In the beginning, Xander Fife was a 35-year-old woman named Kat Walsh. I wrote her story with flashbacks of abuse and escape.
The manuscript didn’t work, so I rewrote it as a YA novel, with a 17-year-old guy living through that abuse and escape in present day. I loved him and his friends. I wanted to protect them and keep them safe. They belonged to me, in the way only characters invented by a writer can belong to someone.
I let go of Xander a little when I first shared my manuscript with beta readers, who critiqued and molded the book. I also let go of [one particular description that was so cringe-worthy I cannot mention it here], character names, and plot points. Little bits of my manuscript no longer belonged to me; we owned it collectively.
Already, it was miles from the book I had envisioned originally, but together we had improved it immeasurably. I started sharing it with people I didn’t know: agents and editors.

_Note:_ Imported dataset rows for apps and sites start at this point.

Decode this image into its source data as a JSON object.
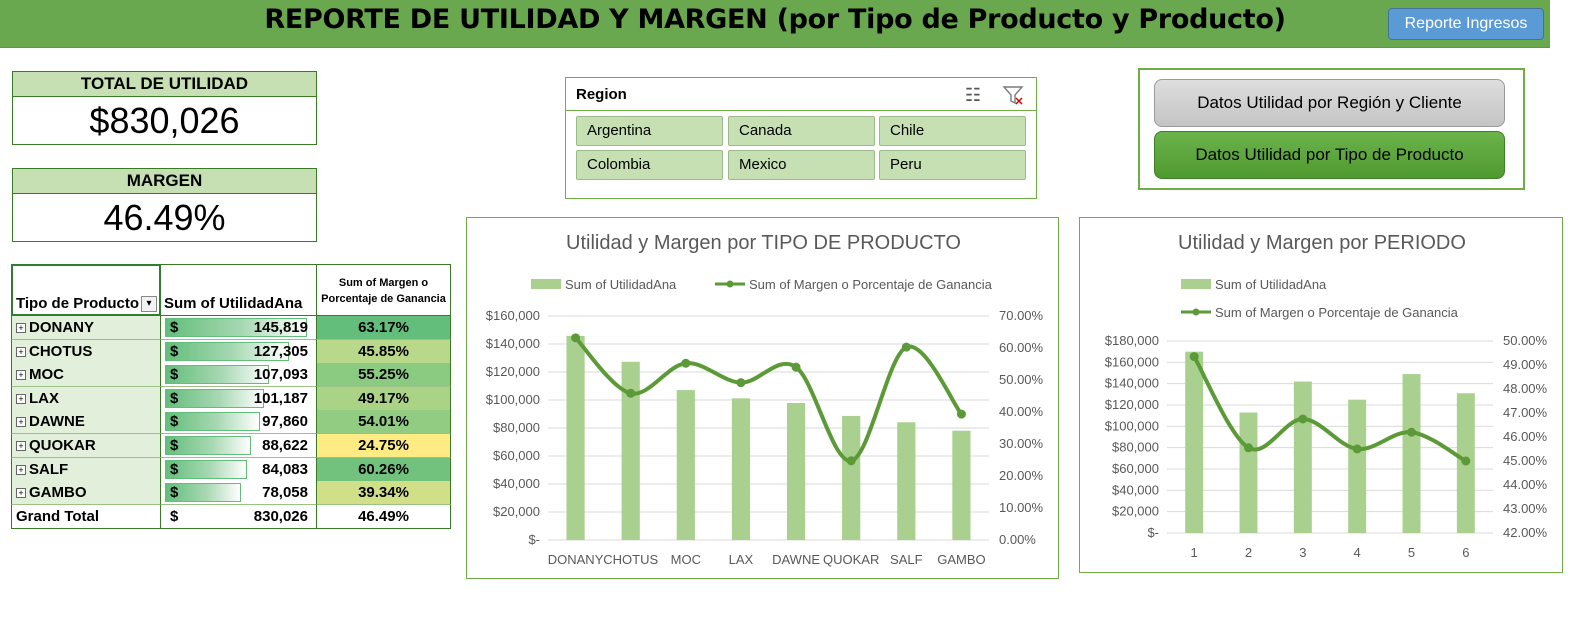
{
  "header": {
    "title": "REPORTE DE UTILIDAD Y MARGEN (por Tipo de Producto y Producto)",
    "button_ingresos": "Reporte Ingresos"
  },
  "kpis": {
    "utilidad_label": "TOTAL DE UTILIDAD",
    "utilidad_value": "$830,026",
    "margen_label": "MARGEN",
    "margen_value": "46.49%"
  },
  "slicer": {
    "title": "Region",
    "items": [
      "Argentina",
      "Canada",
      "Chile",
      "Colombia",
      "Mexico",
      "Peru"
    ],
    "icons": [
      "multi-select-icon",
      "clear-filter-icon"
    ]
  },
  "nav_buttons": {
    "region_cliente": "Datos Utilidad por Región y Cliente",
    "tipo_producto": "Datos Utilidad por Tipo de Producto"
  },
  "pivot": {
    "headers": [
      "Tipo de Producto",
      "Sum of UtilidadAna",
      "Sum of Margen o Porcentaje de Ganancia"
    ],
    "currency": "$",
    "rows": [
      {
        "name": "DONANY",
        "utilidad": "145,819",
        "margen": "63.17%",
        "u": 145819,
        "m": 0.6317
      },
      {
        "name": "CHOTUS",
        "utilidad": "127,305",
        "margen": "45.85%",
        "u": 127305,
        "m": 0.4585
      },
      {
        "name": "MOC",
        "utilidad": "107,093",
        "margen": "55.25%",
        "u": 107093,
        "m": 0.5525
      },
      {
        "name": "LAX",
        "utilidad": "101,187",
        "margen": "49.17%",
        "u": 101187,
        "m": 0.4917
      },
      {
        "name": "DAWNE",
        "utilidad": "97,860",
        "margen": "54.01%",
        "u": 97860,
        "m": 0.5401
      },
      {
        "name": "QUOKAR",
        "utilidad": "88,622",
        "margen": "24.75%",
        "u": 88622,
        "m": 0.2475
      },
      {
        "name": "SALF",
        "utilidad": "84,083",
        "margen": "60.26%",
        "u": 84083,
        "m": 0.6026
      },
      {
        "name": "GAMBO",
        "utilidad": "78,058",
        "margen": "39.34%",
        "u": 78058,
        "m": 0.3934
      }
    ],
    "total": {
      "name": "Grand Total",
      "utilidad": "830,026",
      "margen": "46.49%"
    },
    "colors": {
      "high": "#63be7b",
      "mid": "#c4db8a",
      "low": "#ffeb84"
    }
  },
  "chart_data": [
    {
      "type": "bar",
      "title": "Utilidad y Margen por TIPO DE PRODUCTO",
      "categories": [
        "DONANY",
        "CHOTUS",
        "MOC",
        "LAX",
        "DAWNE",
        "QUOKAR",
        "SALF",
        "GAMBO"
      ],
      "series": [
        {
          "name": "Sum of UtilidadAna",
          "kind": "bar",
          "axis": "left",
          "color": "#a9d08e",
          "values": [
            145819,
            127305,
            107093,
            101187,
            97860,
            88622,
            84083,
            78058
          ]
        },
        {
          "name": "Sum of Margen o Porcentaje de Ganancia",
          "kind": "line",
          "axis": "right",
          "color": "#5b9a36",
          "values": [
            0.6317,
            0.4585,
            0.5525,
            0.4917,
            0.5401,
            0.2475,
            0.6026,
            0.3934
          ]
        }
      ],
      "ylim": [
        0,
        160000
      ],
      "yticks": [
        "$-",
        "$20,000",
        "$40,000",
        "$60,000",
        "$80,000",
        "$100,000",
        "$120,000",
        "$140,000",
        "$160,000"
      ],
      "y2lim": [
        0,
        0.7
      ],
      "y2ticks": [
        "0.00%",
        "10.00%",
        "20.00%",
        "30.00%",
        "40.00%",
        "50.00%",
        "60.00%",
        "70.00%"
      ],
      "legend": "top",
      "grid": true
    },
    {
      "type": "bar",
      "title": "Utilidad y Margen por PERIODO",
      "categories": [
        "1",
        "2",
        "3",
        "4",
        "5",
        "6"
      ],
      "series": [
        {
          "name": "Sum of UtilidadAna",
          "kind": "bar",
          "axis": "left",
          "color": "#a9d08e",
          "values": [
            170000,
            113000,
            142000,
            125000,
            149000,
            131000
          ]
        },
        {
          "name": "Sum of Margen o Porcentaje de Ganancia",
          "kind": "line",
          "axis": "right",
          "color": "#5b9a36",
          "values": [
            0.4935,
            0.4555,
            0.4675,
            0.455,
            0.462,
            0.45
          ]
        }
      ],
      "ylim": [
        0,
        180000
      ],
      "yticks": [
        "$-",
        "$20,000",
        "$40,000",
        "$60,000",
        "$80,000",
        "$100,000",
        "$120,000",
        "$140,000",
        "$160,000",
        "$180,000"
      ],
      "y2lim": [
        0.42,
        0.5
      ],
      "y2ticks": [
        "42.00%",
        "43.00%",
        "44.00%",
        "45.00%",
        "46.00%",
        "47.00%",
        "48.00%",
        "49.00%",
        "50.00%"
      ],
      "legend": "top",
      "grid": true
    }
  ]
}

My editor had some great suggestions when she bought my manuscript. (Chapter thirty-five. Jeepers!) We removed some certainty and put my protagonist in peril. I strengthened the writing, and it went to press. It was still mine, but very, very different than my initial story.
And then, as soon as we sent out the first ARCs, the book belonged to a lot of people. The Xander in my head is merely one version of the dozens that now exist among ARC readers. They have their own ideas about what happens after the last page. My characters now live in their brains.
My book releases officially tomorrow, but many people received it from Amazon nearly two weeks ago. I’ve been talking to booksellers and teachers about it for several weeks.
(This is the hardest part, by the way. As much as the book is not me and I am not the book, most readers have never met me. They’re judging me based on the book. That’s hard.)
I feel like it’s not mine at all.
Readers want to change it: they want it to be a thriller, or they want a different ending, or they wish Xander’s best friend was male.
And here’s the thing: they can wish whatever they want, because the book is not mine anymore; it’s theirs. Where Life Before is concerned, we now are all the same. I have lost my author’s privilege of tweaking characters and adding scenes. The book is finished and we all have the same text. I have a copy, you have a copy, and it belongs to all of us equally.
I have let go.
Michele Bacon is the author of Life Before, which will be released June 6, 2016. She lives in Seattle with her husband and three children. For more information, follow her on Twitter or head to her website.